Ousted Honduran President Manuel Zelaya (C) holds up the chain which mark the border between Honduras and Nicaragua with his supporters at the border point of Las Manos in Honduras, on July 24, 2009
Marta Lorena Alvarado, the interim government's vice foreign minister, said in a comminuque that Zelaya's return promoted "subversion and violence" even "a bloodbath" in Honduras, saying the arrest order against him was still valid.
Ousted Honduran President Manuel Zelaya holds up the chain which marcks the border between Honduras and Nicaragua in Las Manos. Zelaya briefly stepped across the border from Nicaragua to Honduras on Friday, in a symbolic move almost a month after soldiers sent him into exile
Alvarado told TV Channel CNN in a telephone interview that Zelaya would be detained and taken to court, saying the interim government had asked the International Committee of the Red Cross to witness the whole process in a bid to show her governments respect for Zelayas human rights.
Ousted Honduran President Manuel Zelaya answers his mobile phone during a press conference after returning to the Nicaragua side at border point of Las Manos, July 24, 2009
Honduran interim Foreign Minister Carlos Lopez, said earlier that as a Honduran citizen, Zelaya would be allowed to return home where he would face 18 criminal charges.
"Zelaya has two options, to be outside (the country) or to enter and be judged," Lopez told a press conference at the Foreign Ministry building in Tegucigalpa.
Lopez on Friday criticized Venezuelan President Hugo Chavez and Nicaraguan President Daniel Ortega for interfering in Honduras' internal affairs by supporting Zelaya.
He also called on the international community to join the talks as observers to solve the crisis in Honduras.
The South American Common Market (Mercosur), a regional trading bloc, strongly condemned the coup in Honduras during its summit meeting on Friday and refused to recognize the legitimacy of the country's interim government.
The Mercosur expressed support and solidarity with the Honduran people, saying that the organization would not accept any unilateral act by the country's interim authorities.
In a joint statement issued on Friday, Mercosur members demanded the immediate restoration of public order and democracy in Honduras.
U.S. Secretary of State Hillary Clinton said on Friday that Zelaya's effort to reach the border was "reckless" and would not help restore the democratic order in the country.
Media said the U.S. Department of State expects to meet Zelaya probably next Tuesday to discuss the situation in the Central American country.
Jose Miguel Insulza, General Secretary of the Organization of American States Jose Miguel Insulza, expressed his disagreement with Zelaya's return, saying that the only way to end the crisis should be a "negotiated solution".

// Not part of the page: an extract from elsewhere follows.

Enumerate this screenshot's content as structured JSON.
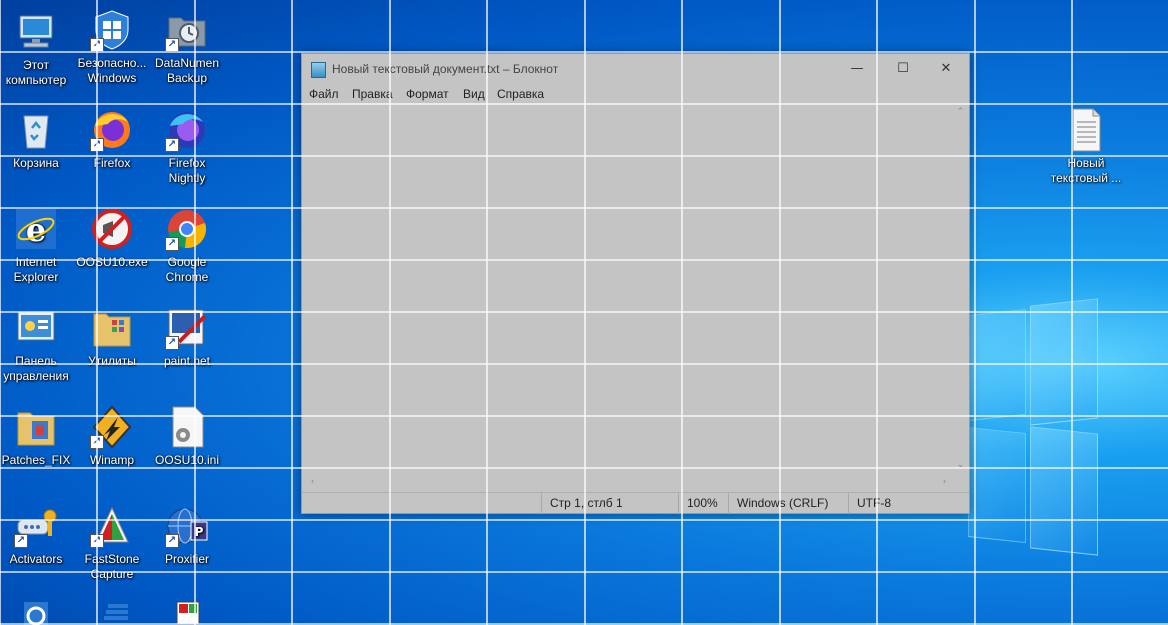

The mediator, Costa Rican President Oscar Arias, also said Zelaya's return, was "not the way to resolve the conflict in Honduras." Source:Xinhua